START Information supplied
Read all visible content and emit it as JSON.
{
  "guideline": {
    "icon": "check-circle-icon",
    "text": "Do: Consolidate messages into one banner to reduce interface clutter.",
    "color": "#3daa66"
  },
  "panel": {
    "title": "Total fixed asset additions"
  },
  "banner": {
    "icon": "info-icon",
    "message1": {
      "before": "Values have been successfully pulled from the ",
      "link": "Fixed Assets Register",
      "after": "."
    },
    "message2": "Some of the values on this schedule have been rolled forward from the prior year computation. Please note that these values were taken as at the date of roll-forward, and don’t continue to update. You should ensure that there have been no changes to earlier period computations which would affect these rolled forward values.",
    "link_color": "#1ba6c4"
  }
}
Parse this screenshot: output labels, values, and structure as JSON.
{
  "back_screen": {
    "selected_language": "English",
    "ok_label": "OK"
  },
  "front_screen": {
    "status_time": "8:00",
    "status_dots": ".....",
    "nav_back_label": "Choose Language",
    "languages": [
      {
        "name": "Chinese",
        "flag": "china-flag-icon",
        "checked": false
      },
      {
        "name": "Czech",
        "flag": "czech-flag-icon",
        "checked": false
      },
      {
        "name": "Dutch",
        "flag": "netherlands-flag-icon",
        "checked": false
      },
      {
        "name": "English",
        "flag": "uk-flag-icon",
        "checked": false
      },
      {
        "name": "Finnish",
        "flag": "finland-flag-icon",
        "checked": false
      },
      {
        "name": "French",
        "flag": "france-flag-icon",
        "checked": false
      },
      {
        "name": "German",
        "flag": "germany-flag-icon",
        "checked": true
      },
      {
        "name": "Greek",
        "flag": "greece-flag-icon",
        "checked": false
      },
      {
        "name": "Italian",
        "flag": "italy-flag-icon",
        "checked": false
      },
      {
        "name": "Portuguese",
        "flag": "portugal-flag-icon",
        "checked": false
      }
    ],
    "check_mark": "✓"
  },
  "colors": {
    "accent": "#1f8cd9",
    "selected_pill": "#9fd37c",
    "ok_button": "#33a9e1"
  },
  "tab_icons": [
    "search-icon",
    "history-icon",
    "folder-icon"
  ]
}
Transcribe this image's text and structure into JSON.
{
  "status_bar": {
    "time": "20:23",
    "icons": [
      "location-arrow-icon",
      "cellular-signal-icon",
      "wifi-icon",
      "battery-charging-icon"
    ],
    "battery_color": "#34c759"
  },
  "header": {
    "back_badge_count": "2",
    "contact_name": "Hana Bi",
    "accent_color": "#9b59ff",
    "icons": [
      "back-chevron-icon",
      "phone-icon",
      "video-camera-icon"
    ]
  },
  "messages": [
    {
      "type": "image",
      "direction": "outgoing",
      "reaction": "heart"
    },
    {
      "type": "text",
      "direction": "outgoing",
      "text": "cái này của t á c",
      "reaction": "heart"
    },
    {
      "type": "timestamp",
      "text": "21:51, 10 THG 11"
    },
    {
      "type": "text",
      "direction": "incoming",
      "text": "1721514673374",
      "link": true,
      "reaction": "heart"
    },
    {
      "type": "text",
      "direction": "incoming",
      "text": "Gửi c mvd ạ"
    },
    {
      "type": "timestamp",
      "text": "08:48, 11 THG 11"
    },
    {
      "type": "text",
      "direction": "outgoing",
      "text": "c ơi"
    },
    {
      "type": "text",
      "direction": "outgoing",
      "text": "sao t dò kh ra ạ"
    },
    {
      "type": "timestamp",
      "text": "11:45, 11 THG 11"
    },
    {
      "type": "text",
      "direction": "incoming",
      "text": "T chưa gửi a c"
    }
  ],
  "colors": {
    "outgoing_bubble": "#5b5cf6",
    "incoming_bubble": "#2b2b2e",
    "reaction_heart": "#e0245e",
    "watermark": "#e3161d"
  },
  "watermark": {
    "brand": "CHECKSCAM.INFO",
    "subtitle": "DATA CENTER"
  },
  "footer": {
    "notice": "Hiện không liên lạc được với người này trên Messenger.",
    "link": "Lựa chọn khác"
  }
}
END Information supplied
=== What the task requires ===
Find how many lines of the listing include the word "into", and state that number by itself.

=== Reply ===
2